- _What to work on_:
Give the data again exactly, without its images.

Dataset items
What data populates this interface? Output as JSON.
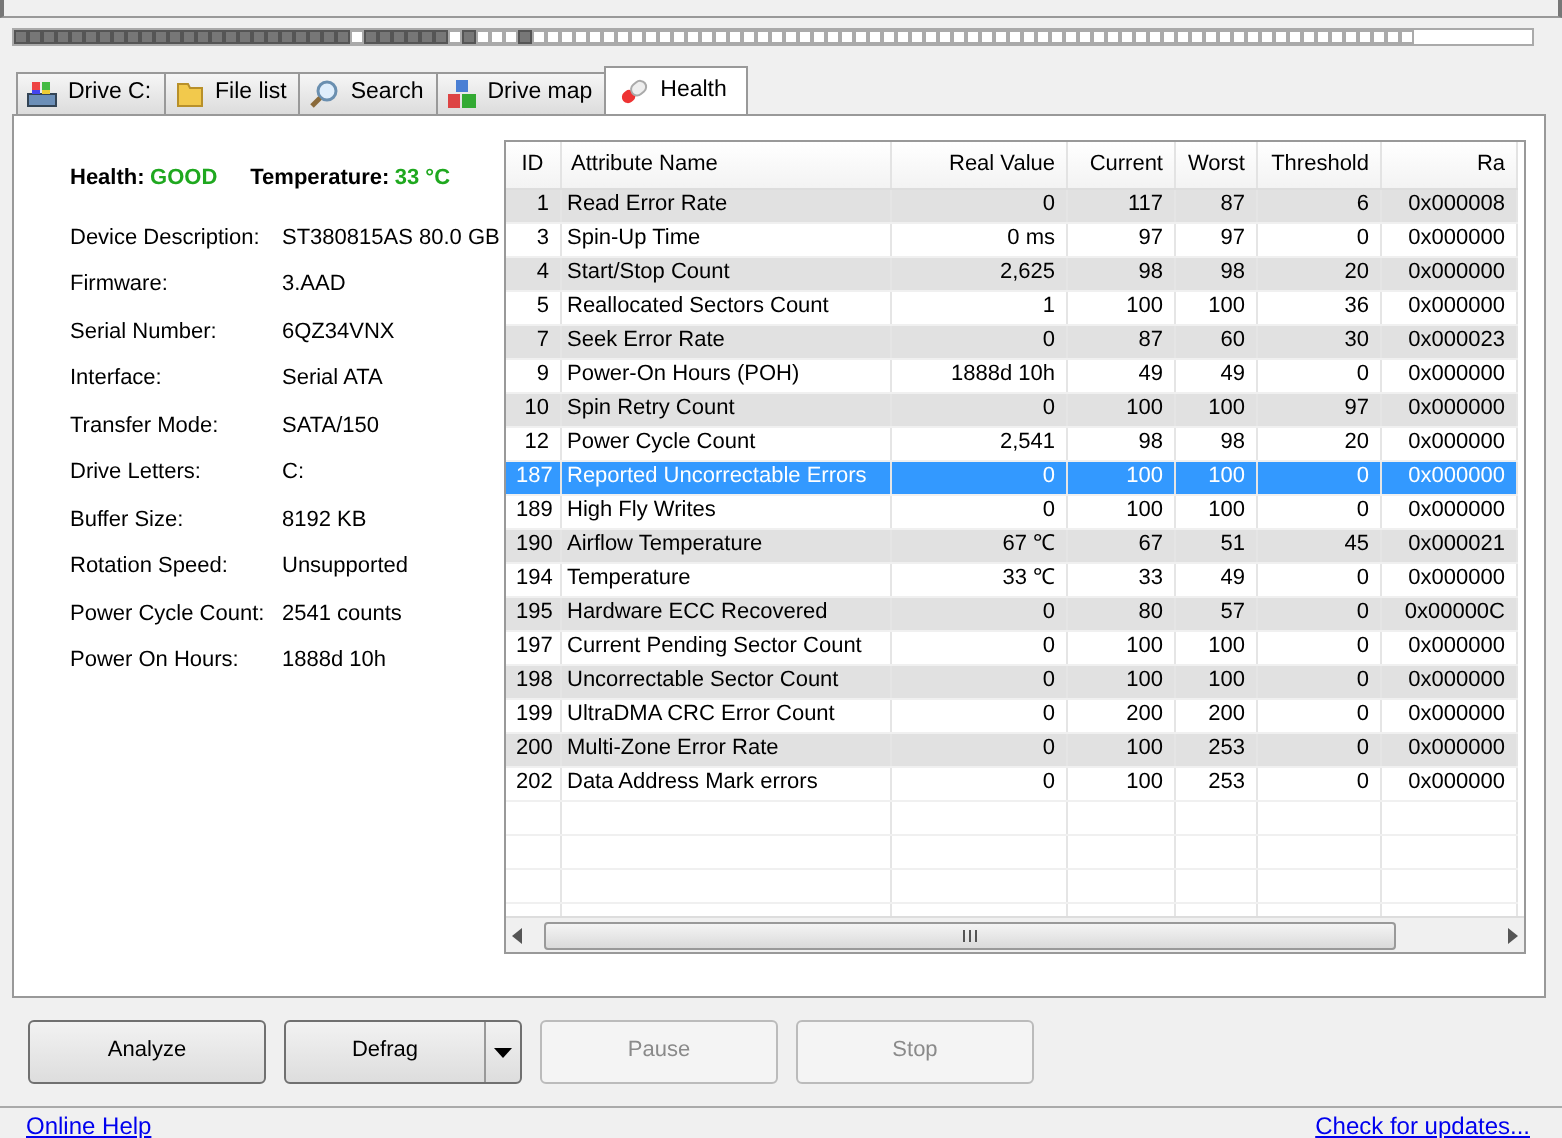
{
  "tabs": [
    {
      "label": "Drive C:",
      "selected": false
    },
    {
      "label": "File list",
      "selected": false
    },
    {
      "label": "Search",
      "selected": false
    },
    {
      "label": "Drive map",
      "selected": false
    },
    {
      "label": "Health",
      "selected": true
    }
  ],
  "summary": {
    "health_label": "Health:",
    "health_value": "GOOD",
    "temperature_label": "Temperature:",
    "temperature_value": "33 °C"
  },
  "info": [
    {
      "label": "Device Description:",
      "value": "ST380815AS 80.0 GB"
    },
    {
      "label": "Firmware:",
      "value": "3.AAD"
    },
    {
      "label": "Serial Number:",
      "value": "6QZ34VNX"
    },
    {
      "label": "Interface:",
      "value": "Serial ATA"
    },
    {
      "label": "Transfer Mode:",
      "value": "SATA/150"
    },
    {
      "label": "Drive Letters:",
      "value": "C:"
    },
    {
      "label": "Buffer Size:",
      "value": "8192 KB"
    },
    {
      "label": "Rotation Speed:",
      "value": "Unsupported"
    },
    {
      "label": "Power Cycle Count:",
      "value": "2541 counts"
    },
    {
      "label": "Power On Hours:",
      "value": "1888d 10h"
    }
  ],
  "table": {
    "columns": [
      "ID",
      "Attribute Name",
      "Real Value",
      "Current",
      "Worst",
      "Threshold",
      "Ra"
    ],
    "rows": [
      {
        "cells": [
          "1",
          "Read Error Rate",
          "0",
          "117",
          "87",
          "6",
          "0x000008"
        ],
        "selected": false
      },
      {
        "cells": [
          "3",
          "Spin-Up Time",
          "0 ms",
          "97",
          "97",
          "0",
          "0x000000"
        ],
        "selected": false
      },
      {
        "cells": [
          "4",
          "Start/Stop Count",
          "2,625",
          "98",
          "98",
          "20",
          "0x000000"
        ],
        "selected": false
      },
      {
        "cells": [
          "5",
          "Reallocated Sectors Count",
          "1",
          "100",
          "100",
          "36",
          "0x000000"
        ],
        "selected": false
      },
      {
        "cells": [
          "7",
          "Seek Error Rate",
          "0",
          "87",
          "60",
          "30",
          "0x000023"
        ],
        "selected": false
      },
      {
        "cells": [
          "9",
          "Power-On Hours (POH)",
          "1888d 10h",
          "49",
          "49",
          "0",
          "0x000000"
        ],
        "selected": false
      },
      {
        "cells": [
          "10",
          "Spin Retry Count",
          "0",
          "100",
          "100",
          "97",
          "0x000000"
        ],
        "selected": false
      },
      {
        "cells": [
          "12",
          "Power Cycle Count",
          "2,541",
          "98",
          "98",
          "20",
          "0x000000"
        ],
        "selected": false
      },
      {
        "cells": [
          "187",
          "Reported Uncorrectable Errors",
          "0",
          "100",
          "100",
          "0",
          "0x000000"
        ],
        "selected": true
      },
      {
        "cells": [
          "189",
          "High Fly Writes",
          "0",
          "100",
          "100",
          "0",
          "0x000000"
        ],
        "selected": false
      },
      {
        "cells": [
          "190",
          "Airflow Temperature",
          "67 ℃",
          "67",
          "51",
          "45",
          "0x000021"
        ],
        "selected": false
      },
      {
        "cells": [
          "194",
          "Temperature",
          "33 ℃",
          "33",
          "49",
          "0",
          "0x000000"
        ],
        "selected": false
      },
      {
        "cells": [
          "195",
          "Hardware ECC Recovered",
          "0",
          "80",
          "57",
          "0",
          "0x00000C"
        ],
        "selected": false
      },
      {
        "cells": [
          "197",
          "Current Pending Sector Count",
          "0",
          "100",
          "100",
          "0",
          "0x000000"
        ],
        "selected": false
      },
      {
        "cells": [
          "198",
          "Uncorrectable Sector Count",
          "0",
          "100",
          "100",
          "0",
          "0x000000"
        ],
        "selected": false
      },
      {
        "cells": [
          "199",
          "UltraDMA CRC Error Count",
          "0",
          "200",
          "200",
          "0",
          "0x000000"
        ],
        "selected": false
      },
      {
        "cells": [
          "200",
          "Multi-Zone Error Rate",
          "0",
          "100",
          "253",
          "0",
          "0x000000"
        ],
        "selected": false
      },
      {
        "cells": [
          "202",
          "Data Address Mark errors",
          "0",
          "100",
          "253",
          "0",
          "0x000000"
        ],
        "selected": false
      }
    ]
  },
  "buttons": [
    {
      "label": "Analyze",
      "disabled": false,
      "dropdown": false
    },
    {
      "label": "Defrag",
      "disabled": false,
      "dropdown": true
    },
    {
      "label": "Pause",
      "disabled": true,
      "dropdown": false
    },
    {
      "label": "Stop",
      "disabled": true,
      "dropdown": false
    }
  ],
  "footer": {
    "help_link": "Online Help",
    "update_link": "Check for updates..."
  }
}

- _Solution below_:
What data populates this interface? Output as JSON.
{
  "tabs": [
    {
      "label": "Drive C:",
      "selected": false
    },
    {
      "label": "File list",
      "selected": false
    },
    {
      "label": "Search",
      "selected": false
    },
    {
      "label": "Drive map",
      "selected": false
    },
    {
      "label": "Health",
      "selected": true
    }
  ],
  "summary": {
    "health_label": "Health:",
    "health_value": "GOOD",
    "temperature_label": "Temperature:",
    "temperature_value": "33 °C"
  },
  "info": [
    {
      "label": "Device Description:",
      "value": "ST380815AS 80.0 GB"
    },
    {
      "label": "Firmware:",
      "value": "3.AAD"
    },
    {
      "label": "Serial Number:",
      "value": "6QZ34VNX"
    },
    {
      "label": "Interface:",
      "value": "Serial ATA"
    },
    {
      "label": "Transfer Mode:",
      "value": "SATA/150"
    },
    {
      "label": "Drive Letters:",
      "value": "C:"
    },
    {
      "label": "Buffer Size:",
      "value": "8192 KB"
    },
    {
      "label": "Rotation Speed:",
      "value": "Unsupported"
    },
    {
      "label": "Power Cycle Count:",
      "value": "2541 counts"
    },
    {
      "label": "Power On Hours:",
      "value": "1888d 10h"
    }
  ],
  "table": {
    "columns": [
      "ID",
      "Attribute Name",
      "Real Value",
      "Current",
      "Worst",
      "Threshold",
      "Ra"
    ],
    "rows": [
      {
        "cells": [
          "1",
          "Read Error Rate",
          "0",
          "117",
          "87",
          "6",
          "0x000008"
        ],
        "selected": false
      },
      {
        "cells": [
          "3",
          "Spin-Up Time",
          "0 ms",
          "97",
          "97",
          "0",
          "0x000000"
        ],
        "selected": false
      },
      {
        "cells": [
          "4",
          "Start/Stop Count",
          "2,625",
          "98",
          "98",
          "20",
          "0x000000"
        ],
        "selected": false
      },
      {
        "cells": [
          "5",
          "Reallocated Sectors Count",
          "1",
          "100",
          "100",
          "36",
          "0x000000"
        ],
        "selected": false
      },
      {
        "cells": [
          "7",
          "Seek Error Rate",
          "0",
          "87",
          "60",
          "30",
          "0x000023"
        ],
        "selected": false
      },
      {
        "cells": [
          "9",
          "Power-On Hours (POH)",
          "1888d 10h",
          "49",
          "49",
          "0",
          "0x000000"
        ],
        "selected": false
      },
      {
        "cells": [
          "10",
          "Spin Retry Count",
          "0",
          "100",
          "100",
          "97",
          "0x000000"
        ],
        "selected": false
      },
      {
        "cells": [
          "12",
          "Power Cycle Count",
          "2,541",
          "98",
          "98",
          "20",
          "0x000000"
        ],
        "selected": false
      },
      {
        "cells": [
          "187",
          "Reported Uncorrectable Errors",
          "0",
          "100",
          "100",
          "0",
          "0x000000"
        ],
        "selected": true
      },
      {
        "cells": [
          "189",
          "High Fly Writes",
          "0",
          "100",
          "100",
          "0",
          "0x000000"
        ],
        "selected": false
      },
      {
        "cells": [
          "190",
          "Airflow Temperature",
          "67 ℃",
          "67",
          "51",
          "45",
          "0x000021"
        ],
        "selected": false
      },
      {
        "cells": [
          "194",
          "Temperature",
          "33 ℃",
          "33",
          "49",
          "0",
          "0x000000"
        ],
        "selected": false
      },
      {
        "cells": [
          "195",
          "Hardware ECC Recovered",
          "0",
          "80",
          "57",
          "0",
          "0x00000C"
        ],
        "selected": false
      },
      {
        "cells": [
          "197",
          "Current Pending Sector Count",
          "0",
          "100",
          "100",
          "0",
          "0x000000"
        ],
        "selected": false
      },
      {
        "cells": [
          "198",
          "Uncorrectable Sector Count",
          "0",
          "100",
          "100",
          "0",
          "0x000000"
        ],
        "selected": false
      },
      {
        "cells": [
          "199",
          "UltraDMA CRC Error Count",
          "0",
          "200",
          "200",
          "0",
          "0x000000"
        ],
        "selected": false
      },
      {
        "cells": [
          "200",
          "Multi-Zone Error Rate",
          "0",
          "100",
          "253",
          "0",
          "0x000000"
        ],
        "selected": false
      },
      {
        "cells": [
          "202",
          "Data Address Mark errors",
          "0",
          "100",
          "253",
          "0",
          "0x000000"
        ],
        "selected": false
      }
    ]
  },
  "buttons": [
    {
      "label": "Analyze",
      "disabled": false,
      "dropdown": false
    },
    {
      "label": "Defrag",
      "disabled": false,
      "dropdown": true
    },
    {
      "label": "Pause",
      "disabled": true,
      "dropdown": false
    },
    {
      "label": "Stop",
      "disabled": true,
      "dropdown": false
    }
  ],
  "footer": {
    "help_link": "Online Help",
    "update_link": "Check for updates..."
  }
}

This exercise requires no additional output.